JACKSONVILLE, Fla., Jan. 2, 1959 (UPI) - The decision of my father to leave Cuba came suddenly.
We still had a lot of troops fighting and they were fighting well. But a lot of people were getting killed on both sides and my father felt that this had to stop.
He made up his mind early Thursday to resign in hopes that it would pacify the people and end the bloodshed. He said he only wanted peace for the Cuban people.
I had little time to talk with him at the airport because it was a very sudden affair - a quick decision. We didn't have time to gather anything except the barest personal possessions. We (top government officials and their families) all boarded the planes quickly at the military airport outside of Havana. My plane took off less than a minute after my father's.
I think the people of Cuba are going through a very traumatic and confusing period. I merely wish the end as soon as possible. I think they will face a period in the near future that will be characterized by violence and anarchy.
I think there are some revolutionaries who have good intentions. But there also is a large number of fortune-seekers and the very dangerous Communist influence.
Several of (Fidel) Castro's lieutenants are active members of the Communist Party. This is why I think Cuba faces this period of confusion. It is a proven fact that the rebels have strong Communist backing. Perhaps they (the Communists) are a minority in the revolutionary movement, but they are the best organized minority and they have influenced greatly the promise the revolutionaries have made such as the partition of private land, nationalization of industry and other measures of socialistic tendencies.
I hope some day to return to my homeland. I don't think that I should stay in the U.S. indefinitely. I love this country but I am a Cuban above all and I plan to go home if and when the time comes that there is no longer any danger to my family.

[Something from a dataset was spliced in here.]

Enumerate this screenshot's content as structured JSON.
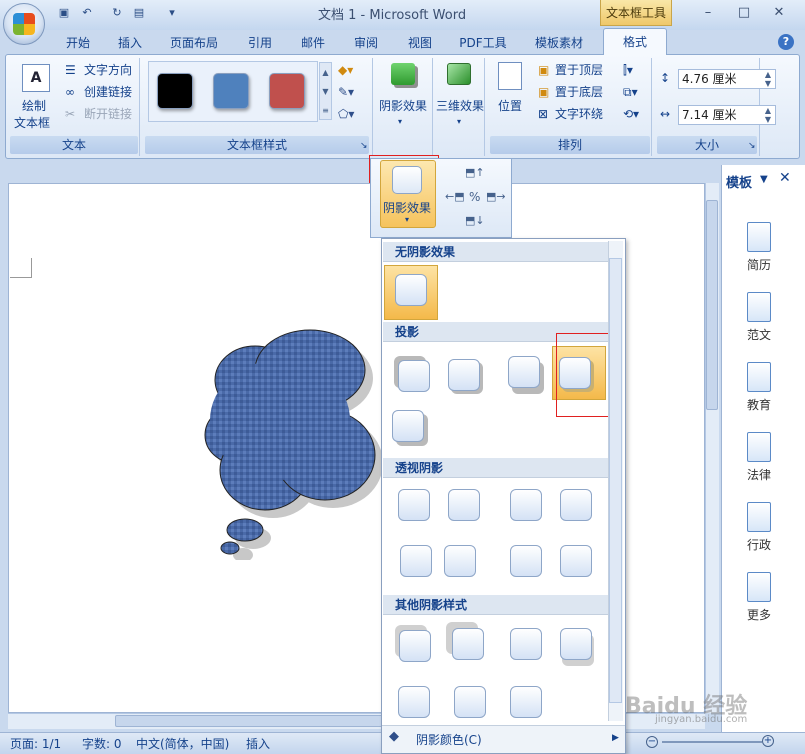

I don't know where we will live in the meantime. I have many friends in the U.S., including those with whom I studied at school and I will have to do a lot of looking around before deciding what we will do.
But you can be sure I will not sit around with folded arms and do nothing.
I wish the junta which has taken over all the luck and success in its efforts to pacify the people and to bring about a cease-fire.
(Fulgencio Ruben Batista, 25-year-old son of the ousted Cuban president, was one of 53 Cuban refugees who arrived in Jacksonville. Young Batista is a graduate of Princeton University).